(Stored entries)
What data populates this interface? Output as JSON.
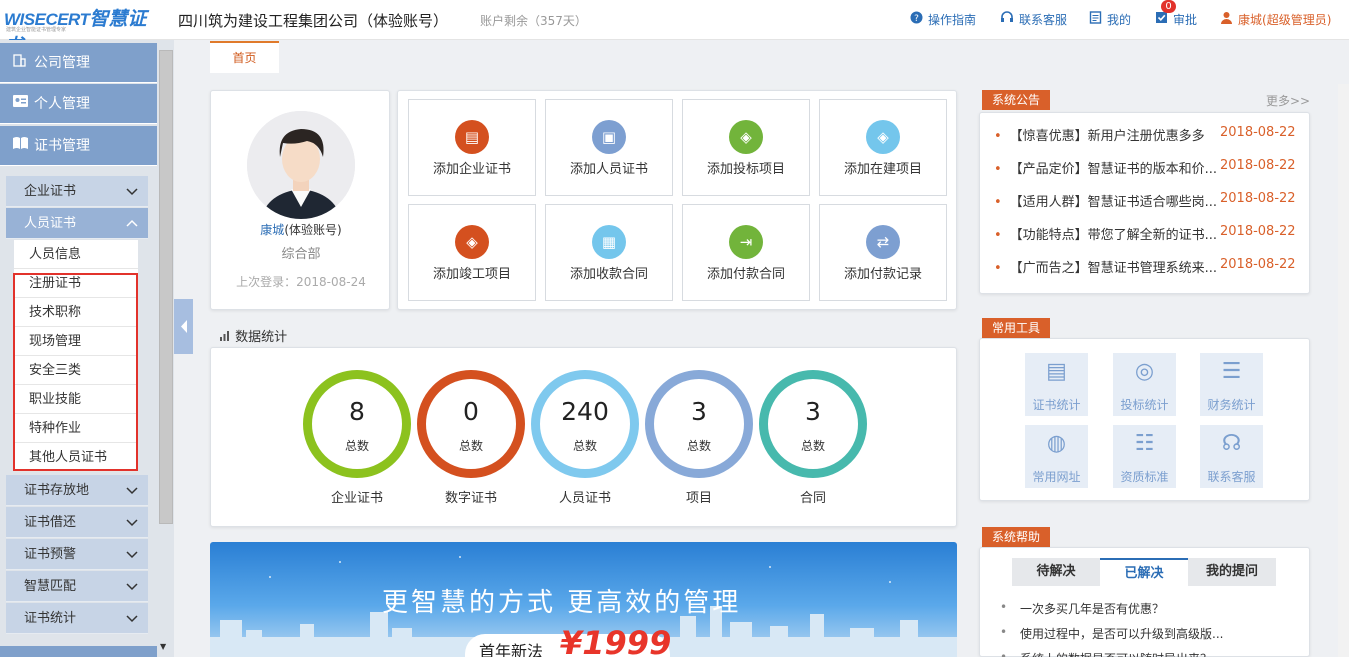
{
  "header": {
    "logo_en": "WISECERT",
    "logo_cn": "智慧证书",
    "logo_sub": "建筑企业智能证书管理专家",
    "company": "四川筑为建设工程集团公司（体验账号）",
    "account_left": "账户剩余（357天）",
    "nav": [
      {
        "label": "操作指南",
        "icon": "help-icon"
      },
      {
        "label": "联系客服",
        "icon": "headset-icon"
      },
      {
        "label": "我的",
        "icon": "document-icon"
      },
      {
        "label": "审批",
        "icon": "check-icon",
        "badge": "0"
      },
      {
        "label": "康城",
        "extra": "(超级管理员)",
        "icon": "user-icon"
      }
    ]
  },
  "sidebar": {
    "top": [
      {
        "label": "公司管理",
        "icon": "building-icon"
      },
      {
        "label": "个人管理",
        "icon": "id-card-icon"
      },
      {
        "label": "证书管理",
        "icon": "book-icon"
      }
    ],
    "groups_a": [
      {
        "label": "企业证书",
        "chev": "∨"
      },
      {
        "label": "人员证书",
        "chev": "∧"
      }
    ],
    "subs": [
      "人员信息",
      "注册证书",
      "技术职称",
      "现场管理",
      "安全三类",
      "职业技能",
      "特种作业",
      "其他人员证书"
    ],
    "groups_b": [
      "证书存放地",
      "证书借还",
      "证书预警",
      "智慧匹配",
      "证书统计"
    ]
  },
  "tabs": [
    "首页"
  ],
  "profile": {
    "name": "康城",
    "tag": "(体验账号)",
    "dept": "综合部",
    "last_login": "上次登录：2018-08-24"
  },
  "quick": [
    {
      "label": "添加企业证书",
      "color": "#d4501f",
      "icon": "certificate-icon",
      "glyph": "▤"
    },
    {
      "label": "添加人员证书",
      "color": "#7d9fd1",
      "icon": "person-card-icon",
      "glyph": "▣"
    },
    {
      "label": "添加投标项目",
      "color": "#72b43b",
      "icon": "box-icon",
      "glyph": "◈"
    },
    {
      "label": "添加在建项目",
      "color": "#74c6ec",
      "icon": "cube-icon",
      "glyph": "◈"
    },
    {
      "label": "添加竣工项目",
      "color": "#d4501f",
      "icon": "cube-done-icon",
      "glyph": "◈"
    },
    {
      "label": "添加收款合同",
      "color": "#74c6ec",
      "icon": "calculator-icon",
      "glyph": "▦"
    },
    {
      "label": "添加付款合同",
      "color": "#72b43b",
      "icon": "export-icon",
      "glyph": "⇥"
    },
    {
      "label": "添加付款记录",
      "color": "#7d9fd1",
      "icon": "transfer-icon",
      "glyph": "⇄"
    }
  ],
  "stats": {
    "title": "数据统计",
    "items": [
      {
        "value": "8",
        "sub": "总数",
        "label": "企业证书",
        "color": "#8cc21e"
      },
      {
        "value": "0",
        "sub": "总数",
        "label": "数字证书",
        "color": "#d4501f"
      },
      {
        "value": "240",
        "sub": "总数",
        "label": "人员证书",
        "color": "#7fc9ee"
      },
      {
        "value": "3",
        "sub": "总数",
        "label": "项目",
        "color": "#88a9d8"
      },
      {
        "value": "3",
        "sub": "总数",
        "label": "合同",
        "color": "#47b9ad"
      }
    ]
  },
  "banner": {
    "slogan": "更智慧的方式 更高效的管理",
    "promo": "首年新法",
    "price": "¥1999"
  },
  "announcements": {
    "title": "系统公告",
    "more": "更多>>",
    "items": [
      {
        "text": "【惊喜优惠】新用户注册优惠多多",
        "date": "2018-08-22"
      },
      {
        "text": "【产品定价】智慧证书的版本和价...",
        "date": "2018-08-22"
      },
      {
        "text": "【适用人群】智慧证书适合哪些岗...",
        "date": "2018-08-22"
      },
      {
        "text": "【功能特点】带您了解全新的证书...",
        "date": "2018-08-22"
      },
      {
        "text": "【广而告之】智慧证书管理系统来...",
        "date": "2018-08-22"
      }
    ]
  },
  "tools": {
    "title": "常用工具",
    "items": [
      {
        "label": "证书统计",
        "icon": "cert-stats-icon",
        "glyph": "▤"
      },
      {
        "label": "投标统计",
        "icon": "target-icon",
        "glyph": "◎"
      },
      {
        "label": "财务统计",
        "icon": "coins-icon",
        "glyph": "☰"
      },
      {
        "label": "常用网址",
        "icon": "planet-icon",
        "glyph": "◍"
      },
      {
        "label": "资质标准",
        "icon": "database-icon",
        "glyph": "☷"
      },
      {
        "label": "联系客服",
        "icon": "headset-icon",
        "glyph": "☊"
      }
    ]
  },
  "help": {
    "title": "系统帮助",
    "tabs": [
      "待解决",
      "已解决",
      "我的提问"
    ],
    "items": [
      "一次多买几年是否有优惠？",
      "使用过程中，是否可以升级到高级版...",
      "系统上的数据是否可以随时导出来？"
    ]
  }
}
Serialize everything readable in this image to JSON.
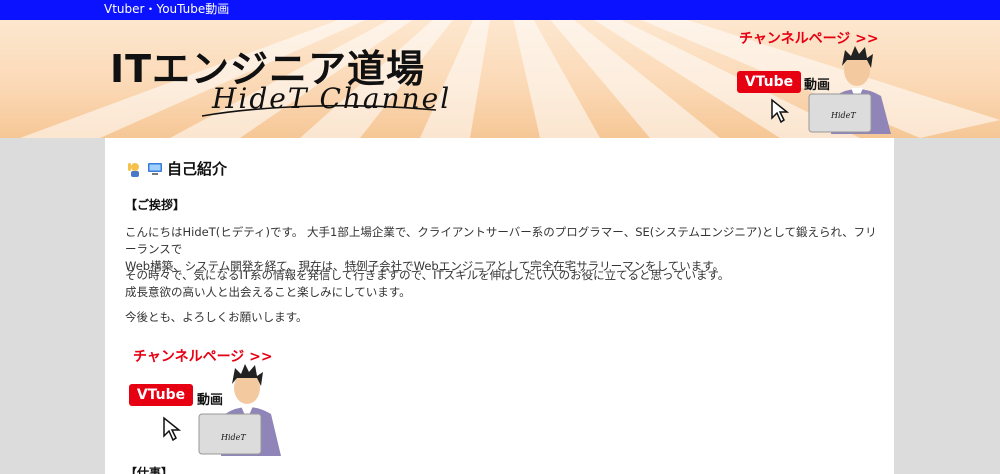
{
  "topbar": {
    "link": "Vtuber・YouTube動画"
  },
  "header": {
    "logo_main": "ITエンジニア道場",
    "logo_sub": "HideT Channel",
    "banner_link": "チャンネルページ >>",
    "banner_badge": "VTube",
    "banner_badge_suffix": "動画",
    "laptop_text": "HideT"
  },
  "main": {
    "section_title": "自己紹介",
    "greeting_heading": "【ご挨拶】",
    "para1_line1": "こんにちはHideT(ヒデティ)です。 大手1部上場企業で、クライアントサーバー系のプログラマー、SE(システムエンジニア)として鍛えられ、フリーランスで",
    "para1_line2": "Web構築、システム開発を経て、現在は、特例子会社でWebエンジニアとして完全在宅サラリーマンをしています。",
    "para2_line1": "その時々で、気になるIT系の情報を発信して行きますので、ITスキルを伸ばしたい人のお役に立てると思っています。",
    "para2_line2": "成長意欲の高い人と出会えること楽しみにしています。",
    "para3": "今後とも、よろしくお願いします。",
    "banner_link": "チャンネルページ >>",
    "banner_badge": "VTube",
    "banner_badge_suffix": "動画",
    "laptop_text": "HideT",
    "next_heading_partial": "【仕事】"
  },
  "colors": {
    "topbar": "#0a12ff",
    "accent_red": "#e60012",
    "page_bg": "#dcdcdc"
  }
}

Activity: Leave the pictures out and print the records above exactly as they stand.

Response area:
What data populates this interface? Output as JSON.
{
  "header": {
    "logo_en": "WISECERT",
    "logo_cn": "智慧证书",
    "logo_sub": "建筑企业智能证书管理专家",
    "company": "四川筑为建设工程集团公司（体验账号）",
    "account_left": "账户剩余（357天）",
    "nav": [
      {
        "label": "操作指南",
        "icon": "help-icon"
      },
      {
        "label": "联系客服",
        "icon": "headset-icon"
      },
      {
        "label": "我的",
        "icon": "document-icon"
      },
      {
        "label": "审批",
        "icon": "check-icon",
        "badge": "0"
      },
      {
        "label": "康城",
        "extra": "(超级管理员)",
        "icon": "user-icon"
      }
    ]
  },
  "sidebar": {
    "top": [
      {
        "label": "公司管理",
        "icon": "building-icon"
      },
      {
        "label": "个人管理",
        "icon": "id-card-icon"
      },
      {
        "label": "证书管理",
        "icon": "book-icon"
      }
    ],
    "groups_a": [
      {
        "label": "企业证书",
        "chev": "∨"
      },
      {
        "label": "人员证书",
        "chev": "∧"
      }
    ],
    "subs": [
      "人员信息",
      "注册证书",
      "技术职称",
      "现场管理",
      "安全三类",
      "职业技能",
      "特种作业",
      "其他人员证书"
    ],
    "groups_b": [
      "证书存放地",
      "证书借还",
      "证书预警",
      "智慧匹配",
      "证书统计"
    ]
  },
  "tabs": [
    "首页"
  ],
  "profile": {
    "name": "康城",
    "tag": "(体验账号)",
    "dept": "综合部",
    "last_login": "上次登录：2018-08-24"
  },
  "quick": [
    {
      "label": "添加企业证书",
      "color": "#d4501f",
      "icon": "certificate-icon",
      "glyph": "▤"
    },
    {
      "label": "添加人员证书",
      "color": "#7d9fd1",
      "icon": "person-card-icon",
      "glyph": "▣"
    },
    {
      "label": "添加投标项目",
      "color": "#72b43b",
      "icon": "box-icon",
      "glyph": "◈"
    },
    {
      "label": "添加在建项目",
      "color": "#74c6ec",
      "icon": "cube-icon",
      "glyph": "◈"
    },
    {
      "label": "添加竣工项目",
      "color": "#d4501f",
      "icon": "cube-done-icon",
      "glyph": "◈"
    },
    {
      "label": "添加收款合同",
      "color": "#74c6ec",
      "icon": "calculator-icon",
      "glyph": "▦"
    },
    {
      "label": "添加付款合同",
      "color": "#72b43b",
      "icon": "export-icon",
      "glyph": "⇥"
    },
    {
      "label": "添加付款记录",
      "color": "#7d9fd1",
      "icon": "transfer-icon",
      "glyph": "⇄"
    }
  ],
  "stats": {
    "title": "数据统计",
    "items": [
      {
        "value": "8",
        "sub": "总数",
        "label": "企业证书",
        "color": "#8cc21e"
      },
      {
        "value": "0",
        "sub": "总数",
        "label": "数字证书",
        "color": "#d4501f"
      },
      {
        "value": "240",
        "sub": "总数",
        "label": "人员证书",
        "color": "#7fc9ee"
      },
      {
        "value": "3",
        "sub": "总数",
        "label": "项目",
        "color": "#88a9d8"
      },
      {
        "value": "3",
        "sub": "总数",
        "label": "合同",
        "color": "#47b9ad"
      }
    ]
  },
  "banner": {
    "slogan": "更智慧的方式 更高效的管理",
    "promo": "首年新法",
    "price": "¥1999"
  },
  "announcements": {
    "title": "系统公告",
    "more": "更多>>",
    "items": [
      {
        "text": "【惊喜优惠】新用户注册优惠多多",
        "date": "2018-08-22"
      },
      {
        "text": "【产品定价】智慧证书的版本和价...",
        "date": "2018-08-22"
      },
      {
        "text": "【适用人群】智慧证书适合哪些岗...",
        "date": "2018-08-22"
      },
      {
        "text": "【功能特点】带您了解全新的证书...",
        "date": "2018-08-22"
      },
      {
        "text": "【广而告之】智慧证书管理系统来...",
        "date": "2018-08-22"
      }
    ]
  },
  "tools": {
    "title": "常用工具",
    "items": [
      {
        "label": "证书统计",
        "icon": "cert-stats-icon",
        "glyph": "▤"
      },
      {
        "label": "投标统计",
        "icon": "target-icon",
        "glyph": "◎"
      },
      {
        "label": "财务统计",
        "icon": "coins-icon",
        "glyph": "☰"
      },
      {
        "label": "常用网址",
        "icon": "planet-icon",
        "glyph": "◍"
      },
      {
        "label": "资质标准",
        "icon": "database-icon",
        "glyph": "☷"
      },
      {
        "label": "联系客服",
        "icon": "headset-icon",
        "glyph": "☊"
      }
    ]
  },
  "help": {
    "title": "系统帮助",
    "tabs": [
      "待解决",
      "已解决",
      "我的提问"
    ],
    "items": [
      "一次多买几年是否有优惠？",
      "使用过程中，是否可以升级到高级版...",
      "系统上的数据是否可以随时导出来？"
    ]
  }
}
Serialize everything readable in this image to JSON.
{
  "topbar": {
    "link": "Vtuber・YouTube動画"
  },
  "header": {
    "logo_main": "ITエンジニア道場",
    "logo_sub": "HideT Channel",
    "banner_link": "チャンネルページ >>",
    "banner_badge": "VTube",
    "banner_badge_suffix": "動画",
    "laptop_text": "HideT"
  },
  "main": {
    "section_title": "自己紹介",
    "greeting_heading": "【ご挨拶】",
    "para1_line1": "こんにちはHideT(ヒデティ)です。 大手1部上場企業で、クライアントサーバー系のプログラマー、SE(システムエンジニア)として鍛えられ、フリーランスで",
    "para1_line2": "Web構築、システム開発を経て、現在は、特例子会社でWebエンジニアとして完全在宅サラリーマンをしています。",
    "para2_line1": "その時々で、気になるIT系の情報を発信して行きますので、ITスキルを伸ばしたい人のお役に立てると思っています。",
    "para2_line2": "成長意欲の高い人と出会えること楽しみにしています。",
    "para3": "今後とも、よろしくお願いします。",
    "banner_link": "チャンネルページ >>",
    "banner_badge": "VTube",
    "banner_badge_suffix": "動画",
    "laptop_text": "HideT",
    "next_heading_partial": "【仕事】"
  },
  "colors": {
    "topbar": "#0a12ff",
    "accent_red": "#e60012",
    "page_bg": "#dcdcdc"
  }
}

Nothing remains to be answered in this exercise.